Say how many lines below hold the word "WVVI"; give the number by itself.

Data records

=== Section Start ===

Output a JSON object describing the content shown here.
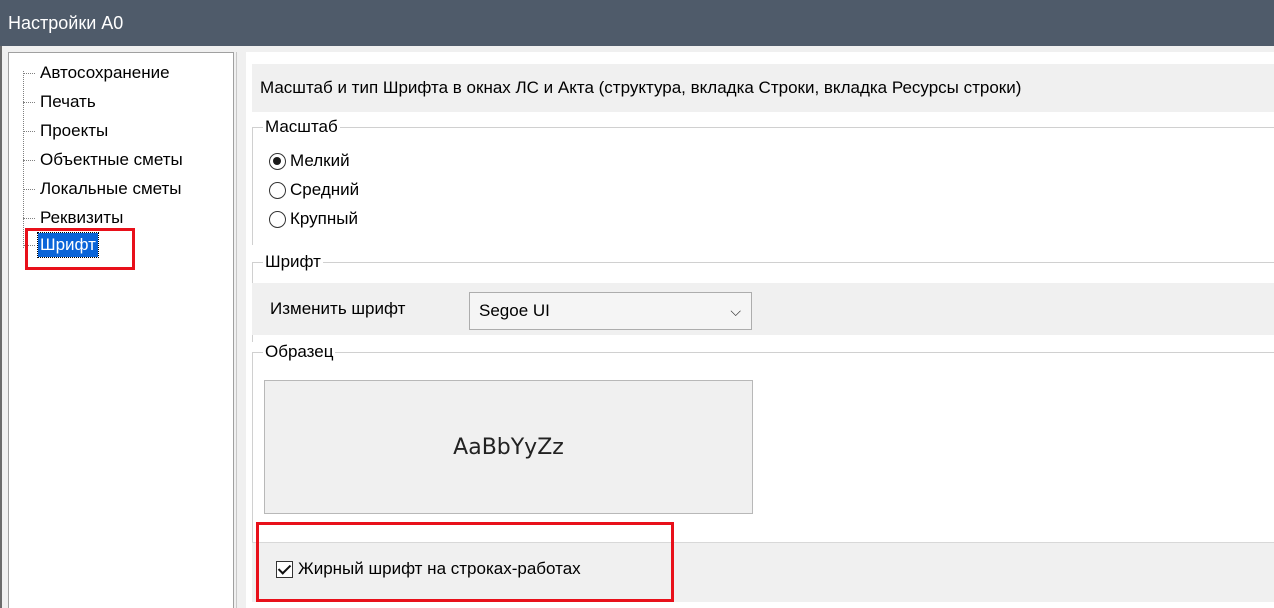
{
  "window": {
    "title": "Настройки А0"
  },
  "sidebar": {
    "items": [
      {
        "label": "Автосохранение"
      },
      {
        "label": "Печать"
      },
      {
        "label": "Проекты"
      },
      {
        "label": "Объектные сметы"
      },
      {
        "label": "Локальные сметы"
      },
      {
        "label": "Реквизиты"
      },
      {
        "label": "Шрифт",
        "selected": true
      }
    ]
  },
  "main": {
    "header": "Масштаб и тип Шрифта в окнах ЛС и Акта (структура, вкладка Строки, вкладка Ресурсы строки)",
    "scale": {
      "title": "Масштаб",
      "options": [
        {
          "label": "Мелкий",
          "checked": true
        },
        {
          "label": "Средний",
          "checked": false
        },
        {
          "label": "Крупный",
          "checked": false
        }
      ]
    },
    "font": {
      "title": "Шрифт",
      "change_label": "Изменить шрифт",
      "selected_font": "Segoe UI"
    },
    "sample": {
      "title": "Образец",
      "text": "AaBbYyZz"
    },
    "bold_rows": {
      "label": "Жирный шрифт на строках-работах",
      "checked": true
    }
  },
  "colors": {
    "titlebar": "#4f5b6a",
    "selection": "#0a64d8",
    "highlight_box": "#e8101a"
  }
}
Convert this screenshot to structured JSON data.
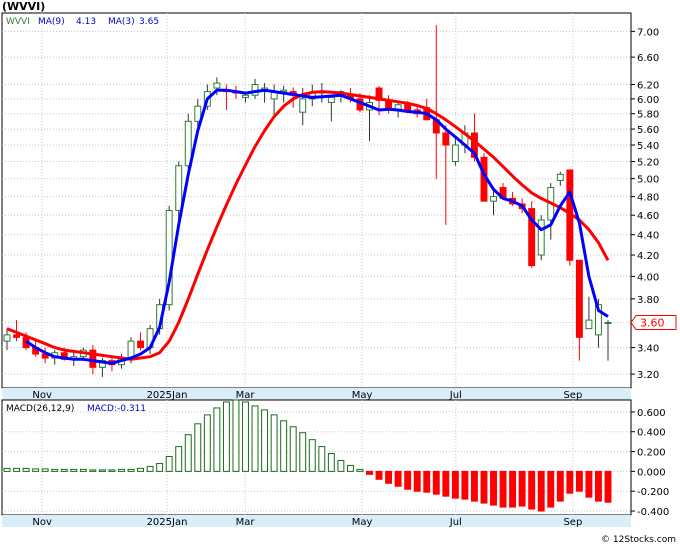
{
  "symbol_title": "(WVVI)",
  "price_legend": {
    "ticker": "WVVI",
    "ma9_label": "MA(9)",
    "ma9_value": "4.13",
    "ma3_label": "MA(3)",
    "ma3_value": "3.65"
  },
  "macd_legend": {
    "label": "MACD(26,12,9)",
    "value_label": "MACD:-0.311"
  },
  "last_price_label": "3.60",
  "watermark": "© 12Stocks.com",
  "colors": {
    "up_candle": "#2e7d32",
    "down_candle": "#ff0000",
    "ma_fast": "#0000ff",
    "ma_slow": "#ff0000",
    "macd_pos": "#1a6b1a",
    "macd_neg": "#ff0000",
    "axis_band": "#d9eef8",
    "grid": "#c8c8c8"
  },
  "chart_data": [
    {
      "type": "candlestick",
      "title": "(WVVI)",
      "x_tick_labels": [
        "Nov",
        "2025Jan",
        "Mar",
        "May",
        "Jul",
        "Sep"
      ],
      "y_tick_labels": [
        "7.00",
        "6.60",
        "6.20",
        "6.00",
        "5.80",
        "5.60",
        "5.40",
        "5.20",
        "5.00",
        "4.80",
        "4.60",
        "4.40",
        "4.20",
        "4.00",
        "3.80",
        "3.60",
        "3.40",
        "3.20"
      ],
      "ylim": [
        3.1,
        7.3
      ],
      "y_scale": "log",
      "grid": true,
      "candles": [
        [
          3.45,
          3.55,
          3.38,
          3.5
        ],
        [
          3.5,
          3.62,
          3.45,
          3.48
        ],
        [
          3.48,
          3.52,
          3.38,
          3.4
        ],
        [
          3.4,
          3.45,
          3.33,
          3.35
        ],
        [
          3.35,
          3.4,
          3.28,
          3.32
        ],
        [
          3.32,
          3.38,
          3.27,
          3.36
        ],
        [
          3.36,
          3.4,
          3.3,
          3.31
        ],
        [
          3.31,
          3.36,
          3.26,
          3.33
        ],
        [
          3.33,
          3.4,
          3.3,
          3.38
        ],
        [
          3.38,
          3.42,
          3.2,
          3.25
        ],
        [
          3.25,
          3.32,
          3.18,
          3.3
        ],
        [
          3.3,
          3.33,
          3.22,
          3.27
        ],
        [
          3.27,
          3.35,
          3.24,
          3.32
        ],
        [
          3.32,
          3.48,
          3.28,
          3.45
        ],
        [
          3.45,
          3.52,
          3.38,
          3.4
        ],
        [
          3.4,
          3.58,
          3.35,
          3.55
        ],
        [
          3.55,
          3.8,
          3.5,
          3.75
        ],
        [
          3.75,
          4.7,
          3.7,
          4.65
        ],
        [
          4.65,
          5.2,
          4.55,
          5.15
        ],
        [
          5.15,
          5.8,
          5.05,
          5.7
        ],
        [
          5.7,
          6.0,
          5.55,
          5.9
        ],
        [
          5.9,
          6.2,
          5.85,
          6.1
        ],
        [
          6.15,
          6.3,
          6.05,
          6.22
        ],
        [
          6.12,
          6.2,
          5.85,
          6.1
        ],
        [
          6.1,
          6.18,
          6.0,
          6.08
        ],
        [
          6.02,
          6.1,
          5.95,
          6.05
        ],
        [
          6.05,
          6.28,
          6.0,
          6.2
        ],
        [
          6.1,
          6.22,
          5.95,
          6.15
        ],
        [
          6.0,
          6.2,
          5.75,
          6.1
        ],
        [
          6.1,
          6.18,
          5.95,
          6.12
        ],
        [
          6.1,
          6.16,
          5.88,
          6.05
        ],
        [
          5.82,
          6.15,
          5.65,
          6.0
        ],
        [
          6.0,
          6.2,
          5.9,
          6.08
        ],
        [
          6.08,
          6.22,
          5.95,
          6.1
        ],
        [
          5.95,
          6.05,
          5.7,
          6.02
        ],
        [
          6.05,
          6.12,
          5.95,
          6.1
        ],
        [
          6.05,
          6.15,
          5.95,
          6.0
        ],
        [
          6.0,
          6.08,
          5.82,
          5.85
        ],
        [
          5.85,
          6.05,
          5.45,
          5.95
        ],
        [
          6.15,
          6.18,
          5.78,
          5.98
        ],
        [
          5.98,
          6.05,
          5.8,
          5.85
        ],
        [
          5.85,
          5.95,
          5.75,
          5.92
        ],
        [
          5.92,
          5.97,
          5.82,
          5.85
        ],
        [
          5.85,
          5.9,
          5.75,
          5.8
        ],
        [
          5.88,
          6.0,
          5.75,
          5.72
        ],
        [
          5.72,
          7.1,
          5.0,
          5.55
        ],
        [
          5.55,
          5.65,
          4.5,
          5.4
        ],
        [
          5.2,
          5.5,
          5.15,
          5.4
        ],
        [
          5.4,
          5.65,
          5.3,
          5.55
        ],
        [
          5.55,
          5.8,
          5.2,
          5.25
        ],
        [
          5.25,
          5.3,
          4.8,
          4.75
        ],
        [
          4.75,
          4.9,
          4.6,
          4.8
        ],
        [
          4.9,
          4.95,
          4.78,
          4.78
        ],
        [
          4.78,
          4.85,
          4.7,
          4.72
        ],
        [
          4.72,
          4.78,
          4.62,
          4.67
        ],
        [
          4.67,
          4.75,
          4.08,
          4.1
        ],
        [
          4.2,
          4.6,
          4.15,
          4.55
        ],
        [
          4.55,
          4.95,
          4.35,
          4.9
        ],
        [
          4.98,
          5.08,
          4.92,
          5.05
        ],
        [
          5.1,
          5.1,
          4.1,
          4.15
        ],
        [
          4.15,
          4.15,
          3.3,
          3.48
        ],
        [
          3.55,
          3.82,
          3.55,
          3.62
        ],
        [
          3.5,
          3.8,
          3.4,
          3.75
        ],
        [
          3.6,
          3.62,
          3.3,
          3.6
        ]
      ],
      "series": [
        {
          "name": "MA(9)",
          "values": [
            3.55,
            3.52,
            3.49,
            3.46,
            3.43,
            3.4,
            3.38,
            3.37,
            3.36,
            3.35,
            3.34,
            3.33,
            3.32,
            3.31,
            3.32,
            3.33,
            3.36,
            3.45,
            3.6,
            3.8,
            4.02,
            4.25,
            4.48,
            4.71,
            4.94,
            5.16,
            5.38,
            5.58,
            5.76,
            5.9,
            6.0,
            6.06,
            6.09,
            6.1,
            6.09,
            6.08,
            6.06,
            6.04,
            6.02,
            6.0,
            5.98,
            5.96,
            5.94,
            5.91,
            5.87,
            5.8,
            5.72,
            5.63,
            5.54,
            5.45,
            5.35,
            5.25,
            5.14,
            5.03,
            4.93,
            4.84,
            4.78,
            4.73,
            4.68,
            4.62,
            4.55,
            4.45,
            4.32,
            4.15
          ]
        },
        {
          "name": "MA(3)",
          "values": [
            null,
            null,
            3.45,
            3.4,
            3.36,
            3.33,
            3.32,
            3.31,
            3.31,
            3.3,
            3.29,
            3.28,
            3.3,
            3.32,
            3.35,
            3.4,
            3.56,
            3.95,
            4.5,
            5.05,
            5.58,
            6.0,
            6.12,
            6.12,
            6.1,
            6.08,
            6.1,
            6.12,
            6.1,
            6.08,
            6.06,
            6.04,
            6.02,
            6.03,
            6.04,
            6.05,
            6.0,
            5.95,
            5.9,
            5.85,
            5.86,
            5.85,
            5.83,
            5.82,
            5.8,
            5.72,
            5.6,
            5.5,
            5.4,
            5.3,
            5.05,
            4.88,
            4.78,
            4.75,
            4.7,
            4.55,
            4.45,
            4.5,
            4.7,
            4.85,
            4.52,
            4.0,
            3.7,
            3.65
          ]
        }
      ]
    },
    {
      "type": "bar",
      "title": "MACD(26,12,9)",
      "x_tick_labels": [
        "Nov",
        "2025Jan",
        "Mar",
        "May",
        "Jul",
        "Sep"
      ],
      "y_tick_labels": [
        "0.600",
        "0.400",
        "0.200",
        "0.000",
        "-0.200",
        "-0.400"
      ],
      "ylim": [
        -0.44,
        0.72
      ],
      "grid": true,
      "values": [
        0.03,
        0.03,
        0.03,
        0.025,
        0.025,
        0.02,
        0.02,
        0.02,
        0.02,
        0.015,
        0.015,
        0.015,
        0.02,
        0.02,
        0.03,
        0.05,
        0.08,
        0.15,
        0.25,
        0.37,
        0.48,
        0.57,
        0.64,
        0.7,
        0.72,
        0.7,
        0.66,
        0.62,
        0.57,
        0.51,
        0.45,
        0.39,
        0.32,
        0.25,
        0.18,
        0.11,
        0.06,
        0.02,
        -0.03,
        -0.08,
        -0.12,
        -0.15,
        -0.18,
        -0.2,
        -0.21,
        -0.23,
        -0.25,
        -0.27,
        -0.28,
        -0.3,
        -0.32,
        -0.34,
        -0.36,
        -0.36,
        -0.35,
        -0.38,
        -0.4,
        -0.36,
        -0.3,
        -0.22,
        -0.2,
        -0.26,
        -0.3,
        -0.311
      ]
    }
  ]
}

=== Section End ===

• **Answer below**
3